IBD Dance Party

It’s a celebration of 50 episodes of About IBD! Download your FREE copy of the new single, “IBD Dance Party,” by signing up for the About IBD newsletter here:

http://aibdnewsletter.aboutibd.com/music


Continue reading

IBD Activists You Should Follow on Social Media

Summer of Activism: IBD Advocates You Should Follow on Social Media

Improving the quality of life for people with inflammatory bowel disease (IBD) takes commitment and focus to understanding the issues affecting patients and caregivers. Real change means engaging with all stakeholders, including physicians, industry, and government, as well as patients and caregivers. A future that includes more effective treatments and compassionate care for those touched by IBD will only happen when those who have the best interests of patients at heart take their seat at the table. There are many activists in the IBD community that are doing this hard work and you can strengthen their achievements by amplifying their voices.

Continue reading
Episode 45 - Where Do We Go From Here_

About IBD Podcast Episode 45 – Where Do We Go From Here?

What’s new in inflammatory bowel disease (IBD) treatments and what’s next on the horizon? Dr Peter Higgins, a gastroenterologist, IBD specialist, and researcher at the University of Michigan discusses what’s new in IBD from the Crohn’s and Colitis Congress meeting in 2019. We talk fecal transplants, healing strictures in the intestines, and the feasibility of custom ostomy products. It’s a conversation about cutting edge research on Crohn’s disease and ulcerative colitis mixed with the practicality of using these treatments in the real world.

Continue reading

About IBD Podcast Episode 40 - What Are People Going to Think_

About IBD Podcast 40 – What Are People Going to Think?

People who live with Crohn’s disease or ulcerative colitis experience stigma because of their inflammatory bowel disease (IBD). The taboo topic of bowel disease can permeate all aspects of a person’s life, especially when there are cultural influences also at play. Tina Aswani Omprakash, who lives with Crohn’s disease and a permanent ileostomy, shares her story of personal empowerment and how she is working to help other people with IBD live their lives with confidence.
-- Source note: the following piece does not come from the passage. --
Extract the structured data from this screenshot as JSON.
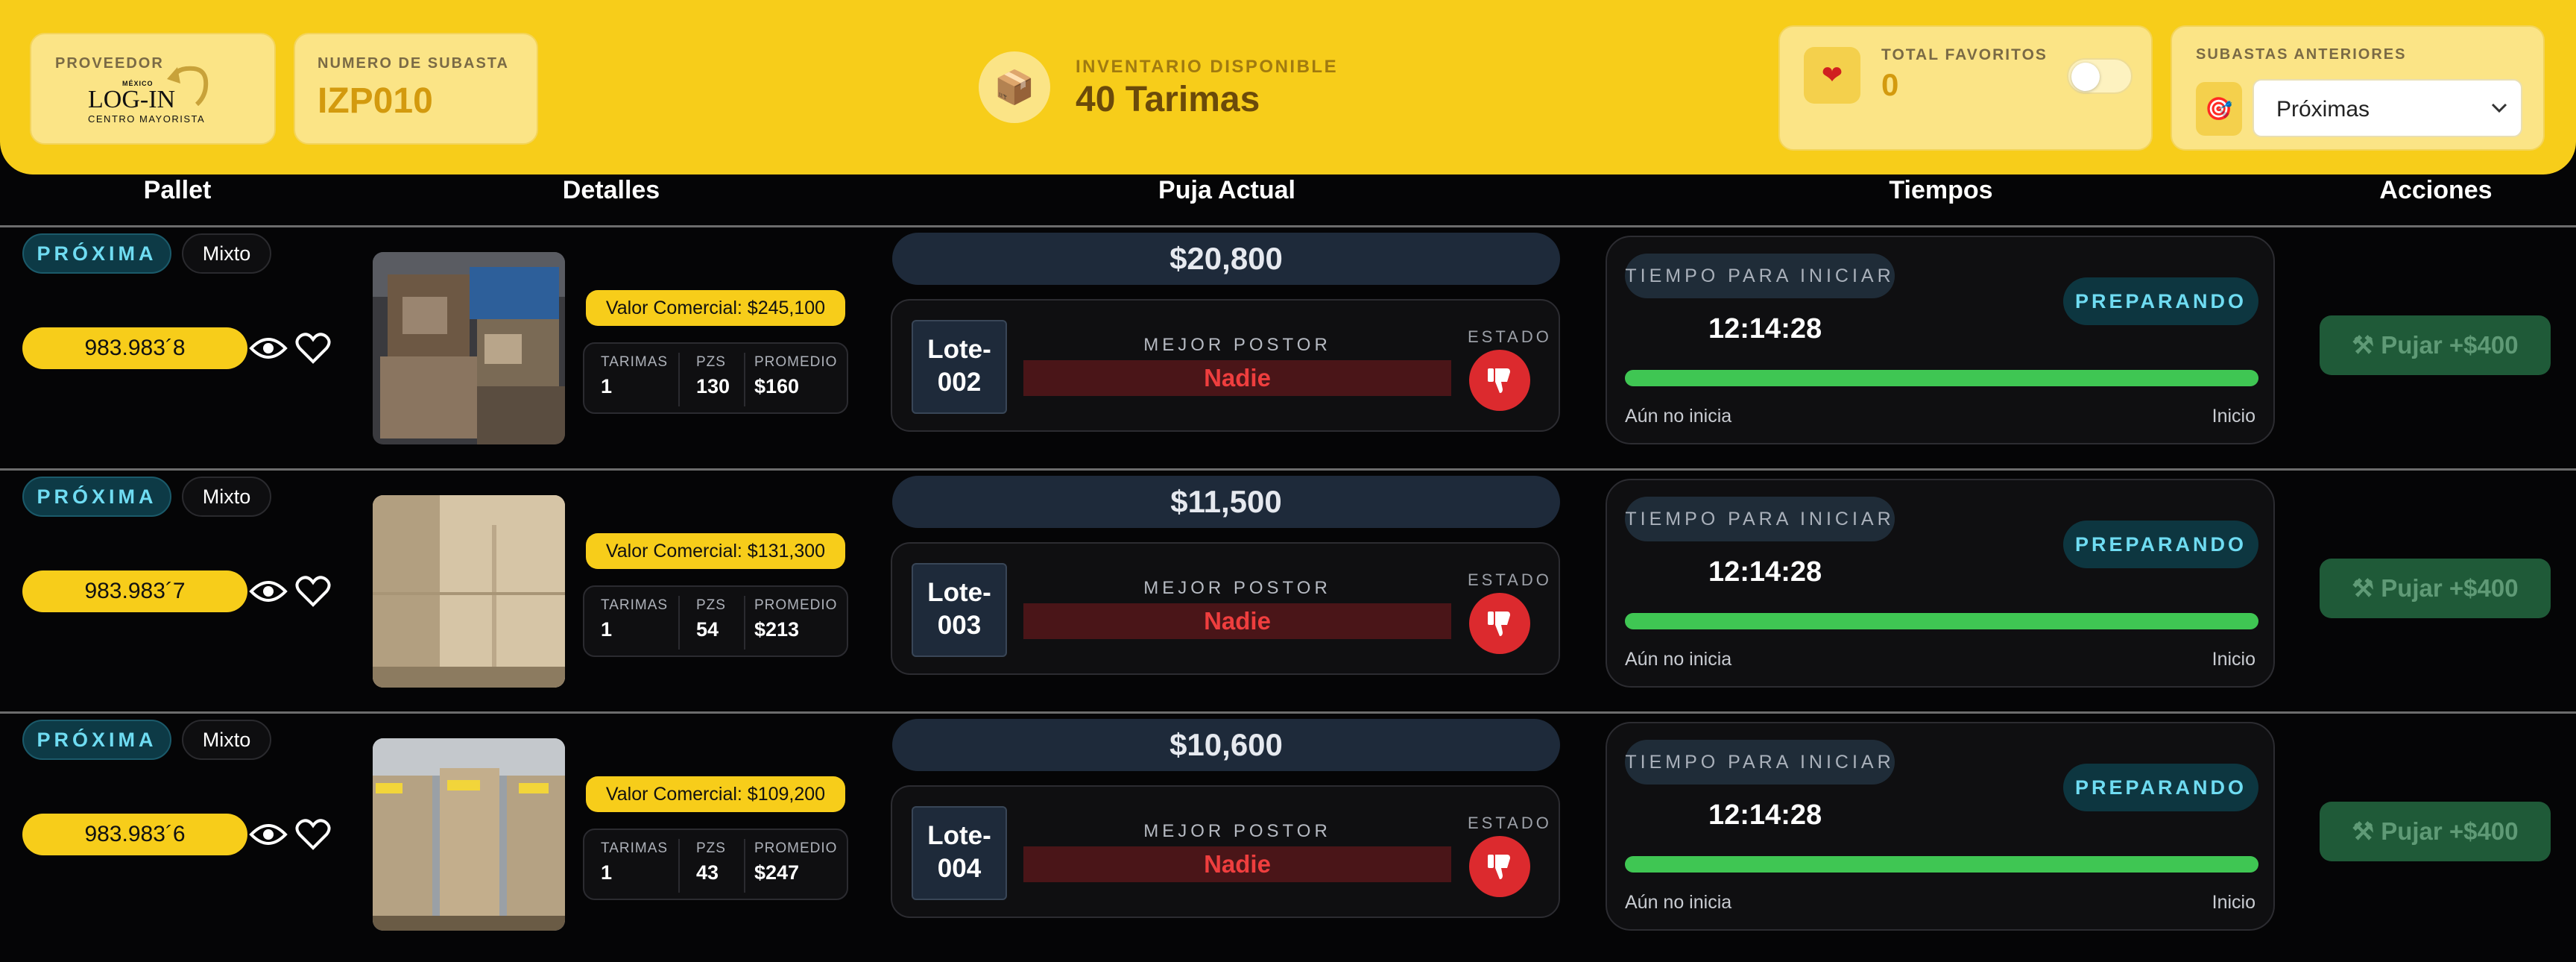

Tina describes how IBD has profoundly affected her family as well as why she decided to become an outspoken advocate for the IBD and ostomy communities and start her blog, Own Your Crohn’s.

Continue reading

20 Years Later: The Matrix and My J-Pouch

I was fortunate to see The Matrix on its first run in theaters when it came out on March 31, 1999. We knew little about the movie at the time, just that it was science fiction and it looked amazing and that we would want to see it on the big screen and not later on VHS (DVD was not yet mainstream). The movie came out only a few weeks after my first of two surgeries to create my j-pouch (or IPAA, ileal pouch-anal anastomosis) to treat ulcerative colitis (which is one form of inflammatory bowel disease, or IBD).

I love The Matrix, and how could I not? It contains so many narrative aspects I enjoy, including science fiction, robots taking over the world, an unconventionally beautiful and lethal female character, and a kick-ass soundtrack. To be honest, there are a lot of things about the plot that don’t hold up to serious scrutiny. But that’s fine, it is still amazing and undeniably groundbreaking in both storytelling and technical aspects.

When The Matrix opens, the watcher has no idea what is going on. This is my favorite way to be pulled into a story: absolutely cold, with no frame of reference. There’s no exposition and the narrative plunks you right into this universe that works differently than the one you know. You have to make a decision right then and there, if you are all in and if you’re ready for the filmmakers to take you on the ride and teach you about their world. For me, it was my first time being out of the house and enjoying myself after having surgery, and I was so ready.

(Mild spoilers for The Matrix are contained in this article, so if you haven’t seen it, or haven’t seen it lately, go watch it now. I mean, how can you exist in the world and understand what other people talk about without having seen it?)

Continue reading